You need to ask yourself: What do you want out of a career? What do you want out of life? What are you willing to sacrifice? What aren’t you? If and only if your answers to these questions point you towards an entrepreneurial track, you may (I’d say definitely) want to consider if it works for you. Do your due diligence, though: Do your market research, see if there is a demand, establish ways to differentiate yourself, and make sure you have a comprehensive business plan!
The path of the entrepreneur is absolutely terrifying, as it should be. But the rewards can be invaluable! “If you dare nothing,” says author Neil Gaiman, “then when the day is over, nothing is all you will have gained.”
- Clark, Luke. “The Psychology of Gambling.” Behavioral & Clinical Neurosciences Institute – University of Cambridge. Published: 01 April 2007. http://www.cam.ac.uk/research/news/the-psychology-of-gambling.
- Dictionary.com. “levelheaded.” Random House, Inc. Accessed: 18 May 2017. http://dictionary.com/browse/levelheaded.
- Dictionary.com. “risk.” Random House, Inc. Accessed: 18 May 2017. http://dictionary.com/browse/risk.
- Gaiman, Neil. The Graveyard Book. New York: HarperCollins Publishers LLC, 30 September 2008.
- Horvath, A. Tom, Kaushik Misra, Amy K. Epner, and Galen Morgan Cooper, Ed. C. E. Zupanick. “Drug Seeking and Cravings: Addictions’ Effect on the Brain’s Reward System.” CenterSite, LLC. Accessed: 18 May 2017. http://www.centersite.net/poc/view_doc.php?type=doc&id=48375&cn=1408.

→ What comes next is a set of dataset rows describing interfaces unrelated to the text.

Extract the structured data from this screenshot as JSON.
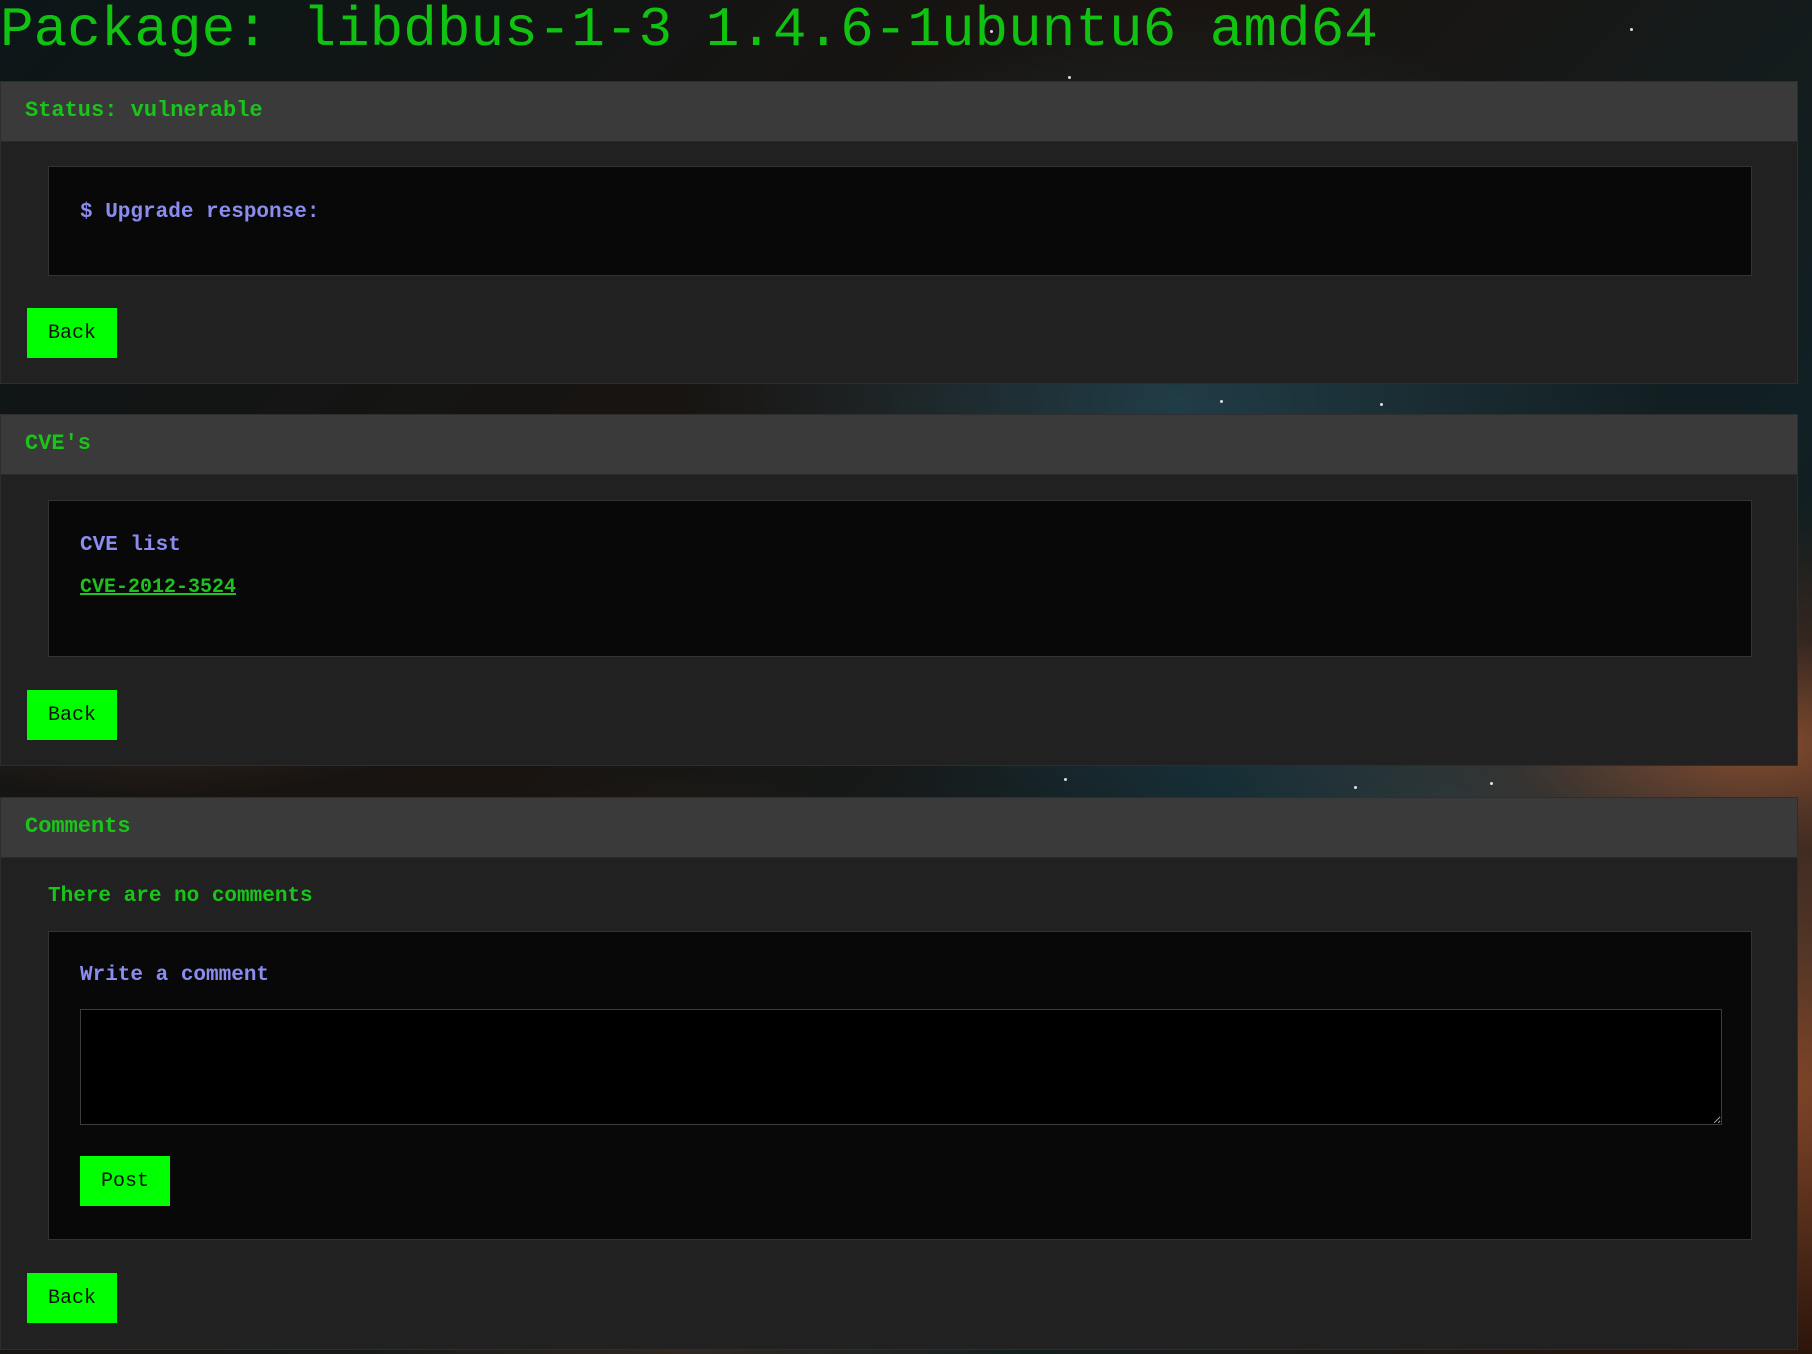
{
  "page": {
    "title": "Package: libdbus-1-3 1.4.6-1ubuntu6 amd64"
  },
  "status_panel": {
    "header": "Status: vulnerable",
    "console_text": "$ Upgrade response:",
    "back_label": "Back"
  },
  "cve_panel": {
    "header": "CVE's",
    "list_label": "CVE list",
    "cves": [
      "CVE-2012-3524"
    ],
    "back_label": "Back"
  },
  "comments_panel": {
    "header": "Comments",
    "empty_message": "There are no comments",
    "form_label": "Write a comment",
    "comment_value": "",
    "post_label": "Post",
    "back_label": "Back"
  },
  "colors": {
    "accent_green": "#00ff00",
    "text_green": "#18c518",
    "label_blue": "#8a8cf0"
  }
}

- Johnson, John A. “Freedom and Control: Does being in control really make us free?” Cui Bono (blog) – Psychology Today. New York: Sussex Publishers LLC, 30 April 2011. https://www.psychologytoday.com/blog/cui-bono/201104/freedom-and-control.
- Thompson, Suzanne C. “Illusions of Control: How We Overestimate Our Personal Influence.” Association for Psychological Science. California: SAGE Publications, 01 December 1999. DOI: 10.1111/1467-8721.00044.
- Williams, Tennessee. “Tennessee Williams > Quotes > Quotable Quote,” Goodreads Inc., Accessed: 18 May 2017, http://www.goodreads.com/quotes/468582-caged-birds-accept-each-other-but-flight-is-what-they.
Mittal, Tarun. “Why is entrepreneurship gaining so much popularity as a career choice?.” YourStory Media Private Ltd. Published: 21 March 2017. https://yourstory.com/2017/03/why-entrepreneurship-is-popular/?platform=hootsuite.